A supporter of gun control measures holds a sign saying "not one more." (Elijah Todd-Walden BLCK Press)
The Minnesota House is considering two gun control measures that legislators are calling a first step to a safer Minnesota.
The measures are part of the House’s omnibus public safety bill. The first measure is a red-flag law that would allow friends and families to get a court order to remove firearms from a person for a year if they prove to be a threat to themselves or others. The second requires universal background checks on all firearm sales, even ones between individual gun owners.
The bills have enough support in the DFL-controlled House to pass, but with just a one-seat majority in the Senate, Democrats need every DFL senator in order to pass the bills. Republicans have signaled they are against both bills, and the Senate’s omnibus public safety bill does not include either provision, and has already been passed. Minnesota Governor Tim Walz has pushed the legislation at a rally in favor of the measures at the capitol Tuesday afternoon.
“Political capital isn’t something you bank away. Political capital is what you burn to improve lives,” Walz said. “That’s what is being asked of us.”
Well over 100 people crowded the capitol steps mere hours before the debate on the measures began, with state senators and representatives pledging to continue to fight to get what Walz described as “basic, floor-level, safety type of things for our children.”
Rep. Dave Pinto, the author of the criminal background check provision, said that he sees the effect of gun violence daily during his work as a prosecutor.
“I see every day the impact of guns on our communities, how the easy availability of guns in the hands of dangerous people makes us all less safe,” Pinto said.
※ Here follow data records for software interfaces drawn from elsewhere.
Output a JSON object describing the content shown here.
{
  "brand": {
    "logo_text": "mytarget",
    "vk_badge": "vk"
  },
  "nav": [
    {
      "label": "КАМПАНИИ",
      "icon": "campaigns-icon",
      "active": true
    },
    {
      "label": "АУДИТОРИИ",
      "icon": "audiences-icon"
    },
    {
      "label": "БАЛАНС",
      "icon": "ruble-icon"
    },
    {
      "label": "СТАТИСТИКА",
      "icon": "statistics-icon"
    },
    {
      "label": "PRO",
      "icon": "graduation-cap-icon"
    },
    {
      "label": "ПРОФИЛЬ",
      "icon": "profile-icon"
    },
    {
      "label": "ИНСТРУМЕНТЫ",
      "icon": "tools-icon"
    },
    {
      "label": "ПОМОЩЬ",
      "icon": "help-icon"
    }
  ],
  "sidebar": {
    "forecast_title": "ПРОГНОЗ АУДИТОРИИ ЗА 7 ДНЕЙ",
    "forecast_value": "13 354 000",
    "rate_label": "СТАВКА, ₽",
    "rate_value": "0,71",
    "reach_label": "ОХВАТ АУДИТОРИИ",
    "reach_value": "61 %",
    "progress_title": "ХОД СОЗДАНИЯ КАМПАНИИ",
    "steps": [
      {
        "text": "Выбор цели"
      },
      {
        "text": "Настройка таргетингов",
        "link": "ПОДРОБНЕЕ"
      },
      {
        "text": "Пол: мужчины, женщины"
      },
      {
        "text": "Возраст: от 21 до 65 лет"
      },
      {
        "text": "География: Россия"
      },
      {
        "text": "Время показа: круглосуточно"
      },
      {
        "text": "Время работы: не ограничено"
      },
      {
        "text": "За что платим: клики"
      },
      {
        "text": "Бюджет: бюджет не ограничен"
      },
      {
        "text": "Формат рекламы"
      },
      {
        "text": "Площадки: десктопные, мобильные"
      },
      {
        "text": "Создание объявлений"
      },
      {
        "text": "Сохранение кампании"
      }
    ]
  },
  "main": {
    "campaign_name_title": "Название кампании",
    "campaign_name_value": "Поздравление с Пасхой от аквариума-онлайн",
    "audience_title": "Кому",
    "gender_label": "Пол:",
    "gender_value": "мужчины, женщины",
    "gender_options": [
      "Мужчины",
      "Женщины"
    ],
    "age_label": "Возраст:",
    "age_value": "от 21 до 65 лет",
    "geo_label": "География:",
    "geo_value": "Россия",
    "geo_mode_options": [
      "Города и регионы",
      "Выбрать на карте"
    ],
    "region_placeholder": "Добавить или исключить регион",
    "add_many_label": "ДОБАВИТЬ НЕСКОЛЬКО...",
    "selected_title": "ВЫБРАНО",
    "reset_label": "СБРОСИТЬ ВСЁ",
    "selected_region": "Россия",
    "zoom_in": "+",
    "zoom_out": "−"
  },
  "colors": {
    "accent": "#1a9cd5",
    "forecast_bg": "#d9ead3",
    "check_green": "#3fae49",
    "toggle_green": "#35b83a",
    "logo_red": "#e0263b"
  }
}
The House tabled the discussion for the bill shortly before midnight on Tuesday after Republicans proposed over 30 amendments. The debate ended without a final vote.